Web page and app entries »
━━━━━━━━━━━━━━━━━━━━━━━━━━━━━━

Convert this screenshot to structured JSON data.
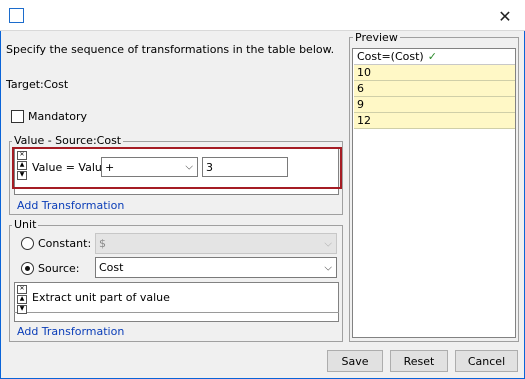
{
  "window": {
    "close_glyph": "✕"
  },
  "instructions": "Specify the sequence of transformations in the table below.",
  "target": "Target:Cost",
  "mandatory_label": "Mandatory",
  "value_group": {
    "legend": "Value - Source:Cost",
    "row_label": "Value = Value",
    "operator": "+",
    "operand": "3",
    "add_link": "Add Transformation"
  },
  "unit_group": {
    "legend": "Unit",
    "constant_label": "Constant:",
    "constant_value": "$",
    "source_label": "Source:",
    "source_value": "Cost",
    "transformation": "Extract unit part of value",
    "add_link": "Add Transformation"
  },
  "preview": {
    "legend": "Preview",
    "header": "Cost=(Cost)",
    "check_glyph": "✓",
    "rows": [
      "10",
      "6",
      "9",
      "12"
    ]
  },
  "buttons": {
    "save": "Save",
    "reset": "Reset",
    "cancel": "Cancel"
  },
  "colors": {
    "highlight_border": "#a51c24",
    "preview_row": "#fff8c6",
    "link": "#0b3eb8",
    "accent": "#0a64d8"
  }
}
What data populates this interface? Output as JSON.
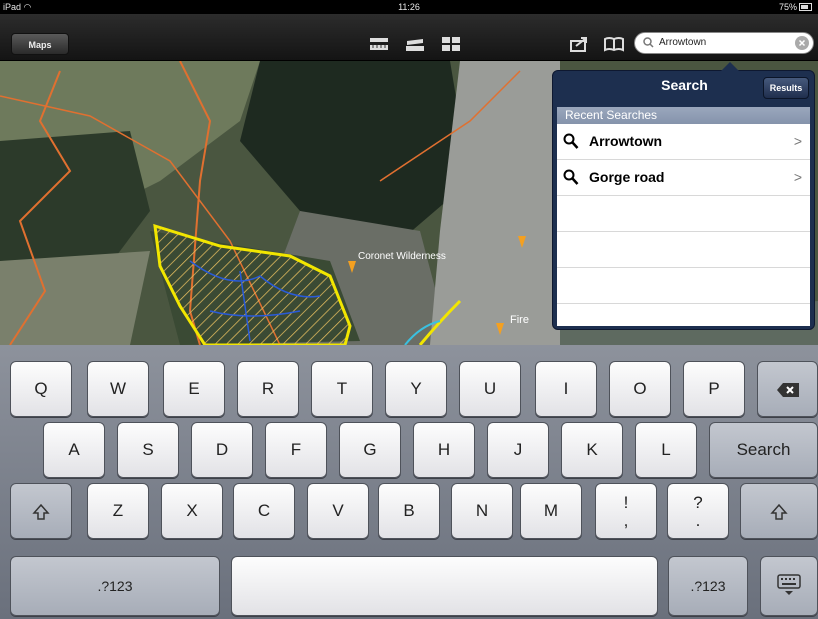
{
  "status": {
    "carrier": "iPad",
    "time": "11:26",
    "battery": "75%"
  },
  "toolbar": {
    "maps_label": "Maps"
  },
  "search": {
    "value": "Arrowtown"
  },
  "popover": {
    "title": "Search",
    "results_label": "Results",
    "section_header": "Recent Searches",
    "items": [
      {
        "label": "Arrowtown",
        "chevron": ">"
      },
      {
        "label": "Gorge road",
        "chevron": ">"
      }
    ]
  },
  "map": {
    "labels": [
      "Coronet Wilderness",
      "Fire"
    ],
    "colors": {
      "boundary_yellow": "#f2e600",
      "boundary_orange": "#e07030",
      "streams_blue": "#2a5bd8",
      "marker": "#f4a020"
    }
  },
  "keyboard": {
    "row1": [
      "Q",
      "W",
      "E",
      "R",
      "T",
      "Y",
      "U",
      "I",
      "O",
      "P"
    ],
    "row2": [
      "A",
      "S",
      "D",
      "F",
      "G",
      "H",
      "J",
      "K",
      "L"
    ],
    "row3": [
      "Z",
      "X",
      "C",
      "V",
      "B",
      "N",
      "M"
    ],
    "search_key": "Search",
    "numbers_key": ".?123",
    "punct_1_top": "!",
    "punct_1_bottom": ",",
    "punct_2_top": "?",
    "punct_2_bottom": "."
  }
}
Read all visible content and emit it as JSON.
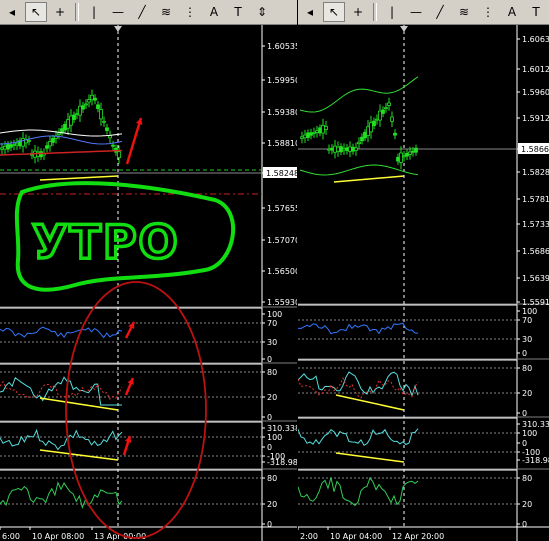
{
  "left": {
    "toolbar": [
      {
        "name": "collapse-arrow-icon",
        "glyph": "◂"
      },
      {
        "name": "cursor-tool-button",
        "glyph": "↖",
        "active": true
      },
      {
        "name": "crosshair-tool-button",
        "glyph": "+"
      },
      {
        "sep": true
      },
      {
        "name": "vertical-line-button",
        "glyph": "|"
      },
      {
        "name": "horizontal-line-button",
        "glyph": "—"
      },
      {
        "name": "trendline-button",
        "glyph": "╱"
      },
      {
        "name": "fibonacci-button",
        "glyph": "≋"
      },
      {
        "name": "fibo-expansion-button",
        "glyph": "⋮"
      },
      {
        "name": "text-button",
        "glyph": "A"
      },
      {
        "name": "text-label-button",
        "glyph": "T"
      },
      {
        "name": "arrows-button",
        "glyph": "⇕"
      }
    ],
    "price_labels": [
      "1.60535",
      "1.59950",
      "1.59380",
      "1.58810",
      "1.58248",
      "1.57655",
      "1.57070",
      "1.56500",
      "1.55930"
    ],
    "current_price": "1.58248",
    "rsi_labels": [
      "100",
      "70",
      "30",
      "0"
    ],
    "stoch_labels": [
      "80",
      "20",
      "0"
    ],
    "cci_labels": [
      "310.338",
      "100",
      "0",
      "-100",
      "-318.980"
    ],
    "last_labels": [
      "80",
      "20",
      "0"
    ],
    "time_labels": [
      "6:00",
      "10 Apr 08:00",
      "13 Apr 00:00"
    ],
    "annotation": "УТРО"
  },
  "right": {
    "toolbar": [
      {
        "name": "collapse-arrow-icon",
        "glyph": "◂"
      },
      {
        "name": "cursor-tool-button",
        "glyph": "↖",
        "active": true
      },
      {
        "name": "crosshair-tool-button",
        "glyph": "+"
      },
      {
        "sep": true
      },
      {
        "name": "vertical-line-button",
        "glyph": "|"
      },
      {
        "name": "horizontal-line-button",
        "glyph": "—"
      },
      {
        "name": "trendline-button",
        "glyph": "╱"
      },
      {
        "name": "fibonacci-button",
        "glyph": "≋"
      },
      {
        "name": "fibo-expansion-button",
        "glyph": "⋮"
      },
      {
        "name": "text-button",
        "glyph": "A"
      },
      {
        "name": "text-label-button",
        "glyph": "T"
      }
    ],
    "price_labels": [
      "1.60630",
      "1.60120",
      "1.59600",
      "1.59120",
      "1.58667",
      "1.58280",
      "1.57810",
      "1.57330",
      "1.56860",
      "1.56390",
      "1.55910"
    ],
    "current_price": "1.58667",
    "rsi_labels": [
      "100",
      "70",
      "30",
      "0"
    ],
    "stoch_labels": [
      "80",
      "20",
      "0"
    ],
    "cci_labels": [
      "310.3387",
      "100",
      "0",
      "-100",
      "-318.980"
    ],
    "last_labels": [
      "80",
      "20",
      "0"
    ],
    "time_labels": [
      "2:00",
      "10 Apr 04:00",
      "12 Apr 20:00"
    ]
  }
}
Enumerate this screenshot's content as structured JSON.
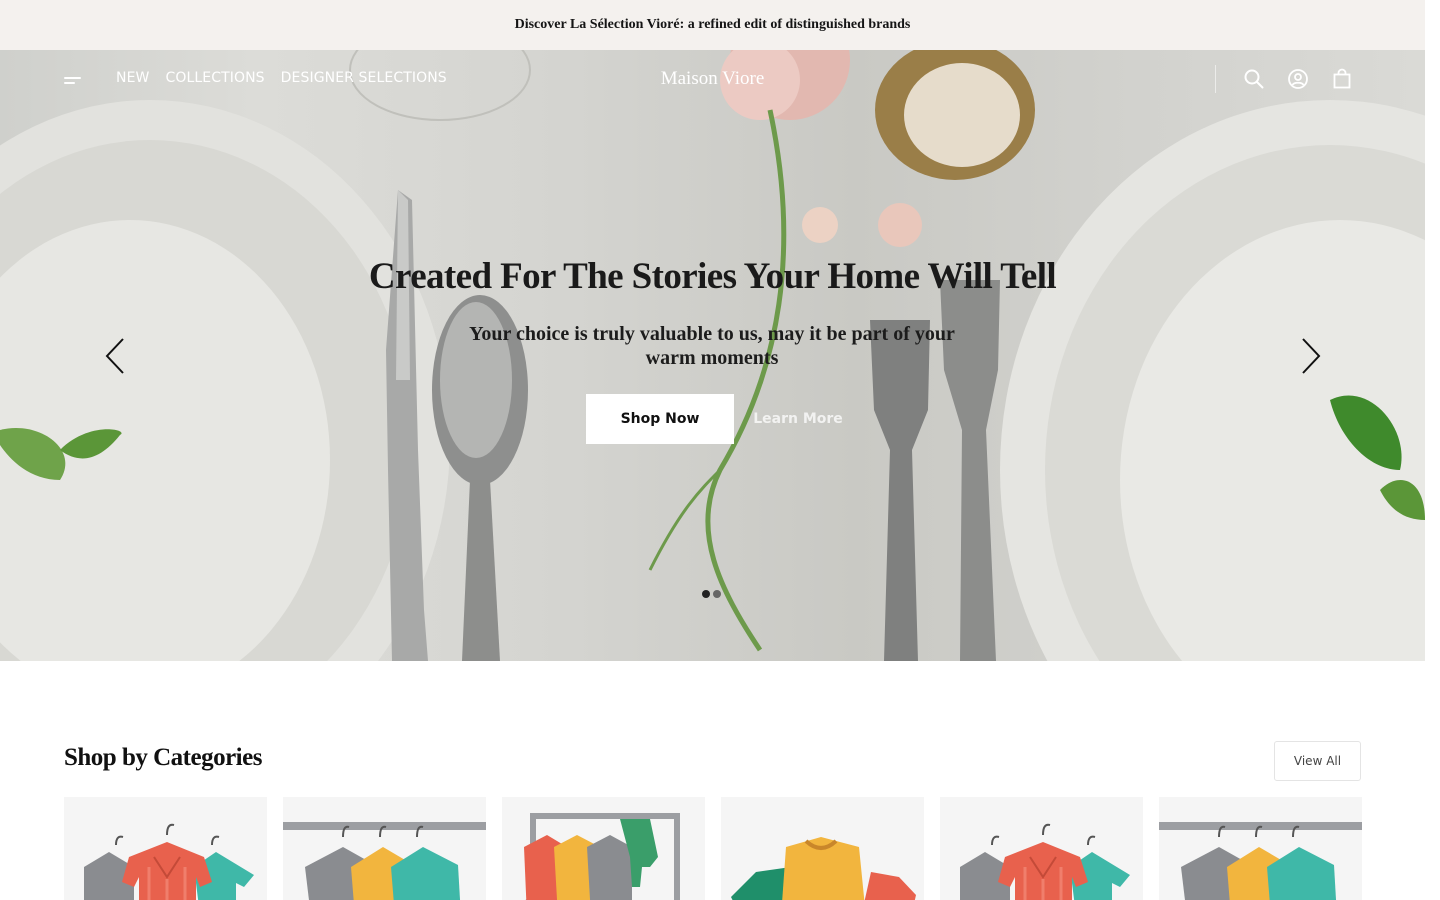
{
  "announcement": {
    "text": "Discover La Sélection Vioré: a refined edit of distinguished brands"
  },
  "header": {
    "brand": "Maison Viore",
    "nav": [
      {
        "label": "NEW"
      },
      {
        "label": "COLLECTIONS"
      },
      {
        "label": "DESIGNER SELECTIONS"
      }
    ],
    "icons": [
      "menu-icon",
      "search-icon",
      "account-icon",
      "bag-icon"
    ]
  },
  "hero": {
    "title": "Created For The Stories Your Home Will Tell",
    "subtitle": "Your choice is truly valuable to us, may it be part of your warm moments",
    "primary_cta": "Shop Now",
    "secondary_cta": "Learn More",
    "slides_count": 2,
    "active_slide": 1
  },
  "categories": {
    "title": "Shop by Categories",
    "view_all": "View All",
    "items": [
      {
        "art": "shirts-hangers"
      },
      {
        "art": "rack-three-shirts"
      },
      {
        "art": "clothes-rack-scarf"
      },
      {
        "art": "folded-tees"
      },
      {
        "art": "shirts-hangers"
      },
      {
        "art": "rack-three-shirts"
      }
    ]
  },
  "colors": {
    "announcement_bg": "#f4f1ee",
    "button_bg": "#ffffff",
    "text": "#111111"
  }
}
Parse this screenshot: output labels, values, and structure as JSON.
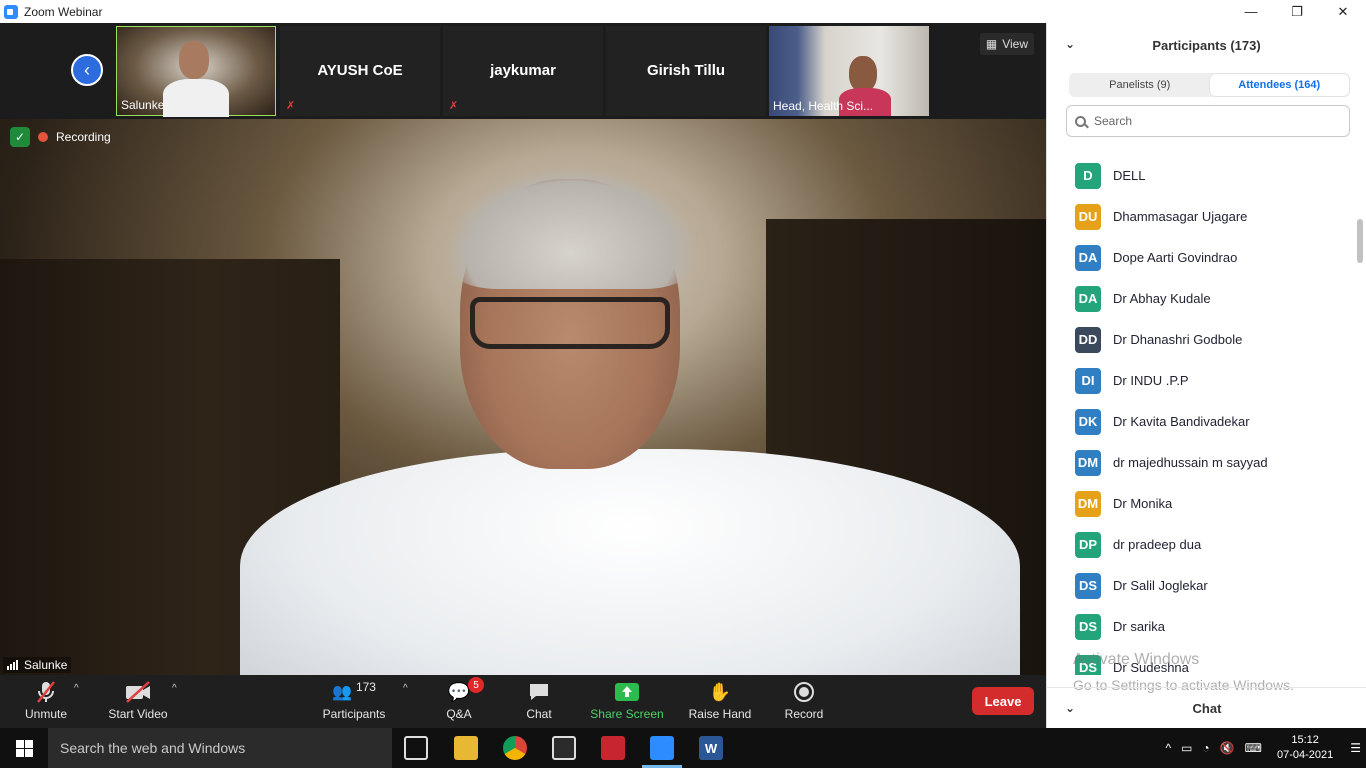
{
  "window": {
    "title": "Zoom Webinar",
    "controls": {
      "minimize": "—",
      "maximize": "❐",
      "close": "✕"
    }
  },
  "strip": {
    "back_icon": "chevron-left-icon",
    "tiles": [
      {
        "name": "Salunke",
        "type": "video",
        "active": true
      },
      {
        "name": "AYUSH CoE",
        "type": "name",
        "muted": true
      },
      {
        "name": "jaykumar",
        "type": "name",
        "muted": true
      },
      {
        "name": "Girish Tillu",
        "type": "name",
        "muted": false
      },
      {
        "name": "Head, Health Sci...",
        "type": "video",
        "active": false
      }
    ],
    "view_label": "View"
  },
  "main_video": {
    "recording_label": "Recording",
    "speaker_name": "Salunke"
  },
  "toolbar": {
    "unmute": "Unmute",
    "start_video": "Start Video",
    "participants": "Participants",
    "participants_count": "173",
    "qa": "Q&A",
    "qa_badge": "5",
    "chat": "Chat",
    "share_screen": "Share Screen",
    "raise_hand": "Raise Hand",
    "record": "Record",
    "leave": "Leave"
  },
  "panel": {
    "title": "Participants (173)",
    "tabs": {
      "panelists": "Panelists (9)",
      "attendees": "Attendees (164)"
    },
    "search_placeholder": "Search",
    "attendees": [
      {
        "initials": "D",
        "name": "DELL",
        "color": "#23a47a"
      },
      {
        "initials": "DU",
        "name": "Dhammasagar Ujagare",
        "color": "#e5a117"
      },
      {
        "initials": "DA",
        "name": "Dope Aarti Govindrao",
        "color": "#2f7fc2"
      },
      {
        "initials": "DA",
        "name": "Dr Abhay Kudale",
        "color": "#23a47a"
      },
      {
        "initials": "DD",
        "name": "Dr Dhanashri Godbole",
        "color": "#3a4a5c"
      },
      {
        "initials": "DI",
        "name": "Dr INDU .P.P",
        "color": "#2f7fc2"
      },
      {
        "initials": "DK",
        "name": "Dr Kavita Bandivadekar",
        "color": "#2f7fc2"
      },
      {
        "initials": "DM",
        "name": "dr majedhussain m sayyad",
        "color": "#2f7fc2"
      },
      {
        "initials": "DM",
        "name": "Dr Monika",
        "color": "#e5a117"
      },
      {
        "initials": "DP",
        "name": "dr pradeep dua",
        "color": "#23a47a"
      },
      {
        "initials": "DS",
        "name": "Dr Salil Joglekar",
        "color": "#2f7fc2"
      },
      {
        "initials": "DS",
        "name": "Dr sarika",
        "color": "#23a47a"
      },
      {
        "initials": "DS",
        "name": "Dr Sudeshna",
        "color": "#23a47a"
      }
    ],
    "watermark_title": "Activate Windows",
    "watermark_sub": "Go to Settings to activate Windows.",
    "chat_label": "Chat"
  },
  "taskbar": {
    "search_placeholder": "Search the web and Windows",
    "time": "15:12",
    "date": "07-04-2021"
  }
}
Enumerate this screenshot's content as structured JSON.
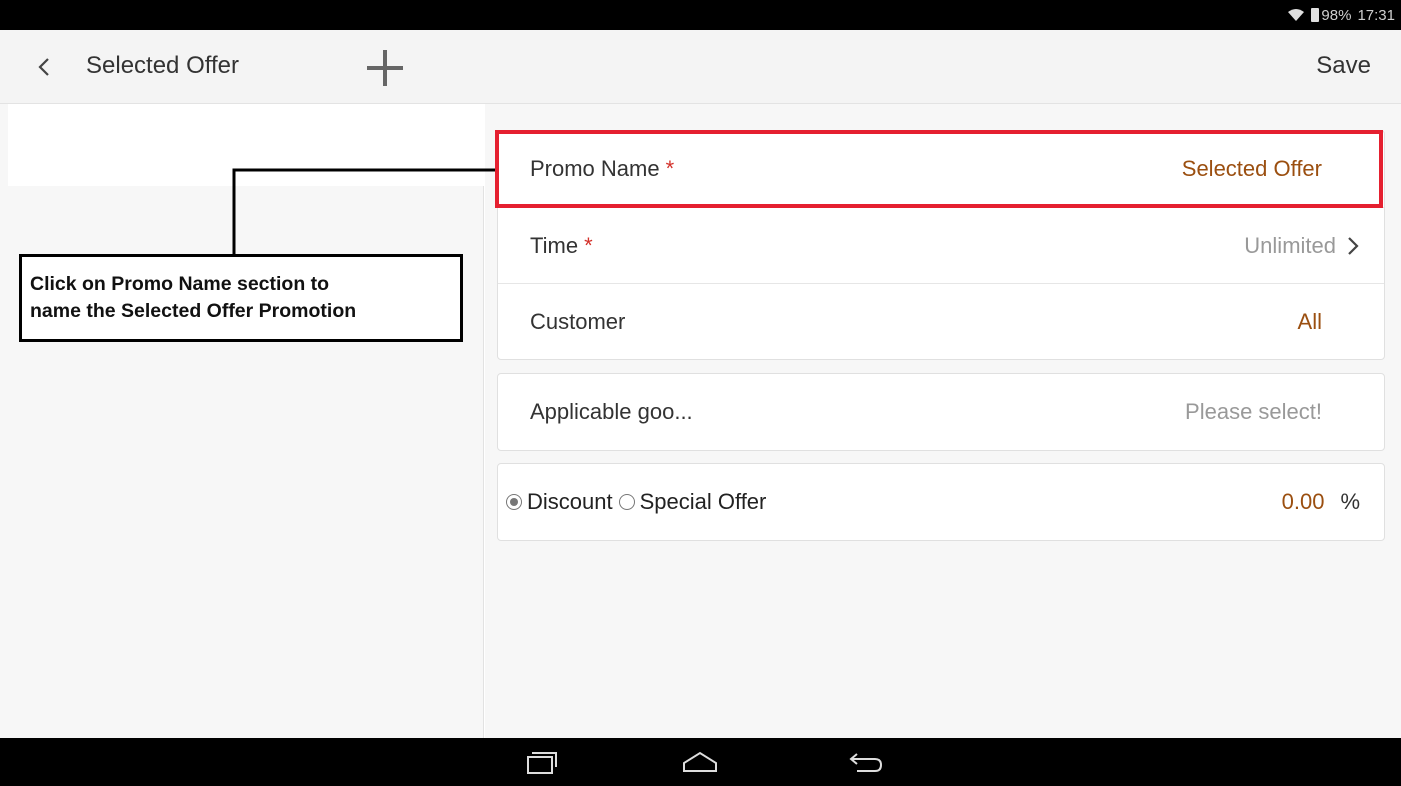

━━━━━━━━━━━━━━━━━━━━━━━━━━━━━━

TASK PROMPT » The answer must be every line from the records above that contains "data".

ANSWER SECTION »
Convert this screenshot to structured JSON data.
What data populates this interface? Output as JSON.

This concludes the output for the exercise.